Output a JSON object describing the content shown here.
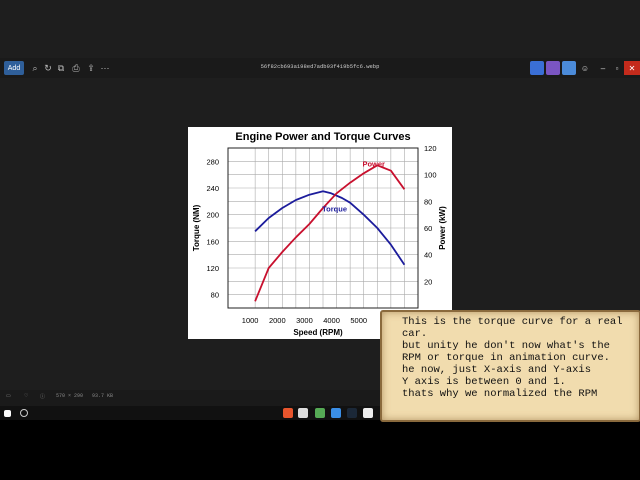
{
  "window": {
    "filename": "56f82cb693a198ed7adb93f419b5fc6.webp",
    "add_label": "Add",
    "image_size": "570 × 290",
    "file_size": "93.7 KB"
  },
  "chart_data": {
    "type": "line",
    "title": "Engine Power and Torque Curves",
    "xlabel": "Speed (RPM)",
    "ylabel_left": "Torque (NM)",
    "ylabel_right": "Power (kW)",
    "xlim": [
      0,
      7000
    ],
    "ylim_left": [
      60,
      300
    ],
    "ylim_right": [
      0,
      120
    ],
    "x_ticks": [
      "1000",
      "2000",
      "3000",
      "4000",
      "5000"
    ],
    "y_left_ticks": [
      "80",
      "120",
      "160",
      "200",
      "240",
      "280"
    ],
    "y_right_ticks": [
      "20",
      "40",
      "60",
      "80",
      "100",
      "120"
    ],
    "grid": true,
    "series": [
      {
        "name": "Torque",
        "axis": "left",
        "color": "#1c1c9c",
        "x": [
          1000,
          1500,
          2000,
          2500,
          3000,
          3500,
          3800,
          4200,
          4500,
          5000,
          5500,
          6000,
          6500
        ],
        "values": [
          175,
          195,
          210,
          222,
          230,
          235,
          232,
          225,
          218,
          200,
          180,
          155,
          125
        ]
      },
      {
        "name": "Power",
        "axis": "right",
        "color": "#c8102e",
        "x": [
          1000,
          1500,
          2000,
          2500,
          3000,
          3500,
          4000,
          4500,
          5000,
          5500,
          6000,
          6500
        ],
        "values": [
          5,
          30,
          42,
          53,
          63,
          75,
          86,
          94,
          101,
          107,
          103,
          89
        ]
      }
    ]
  },
  "note": {
    "lines": [
      "This is the torque curve for a real",
      "car.",
      "but unity he don't now what's the",
      "RPM or torque in animation curve.",
      "he now, just X-axis and Y-axis",
      "Y axis is between 0 and 1.",
      "thats why we normalized the RPM"
    ]
  },
  "colors": {
    "background": "#1e1e1e",
    "note_bg": "#f1dcae",
    "accent": "#2f5f9a"
  }
}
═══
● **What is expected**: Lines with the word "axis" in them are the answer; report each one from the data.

● **Output**:
        "axis": "left",
        "axis": "right",
      "he now, just X-axis and Y-axis",
      "Y axis is between 0 and 1.",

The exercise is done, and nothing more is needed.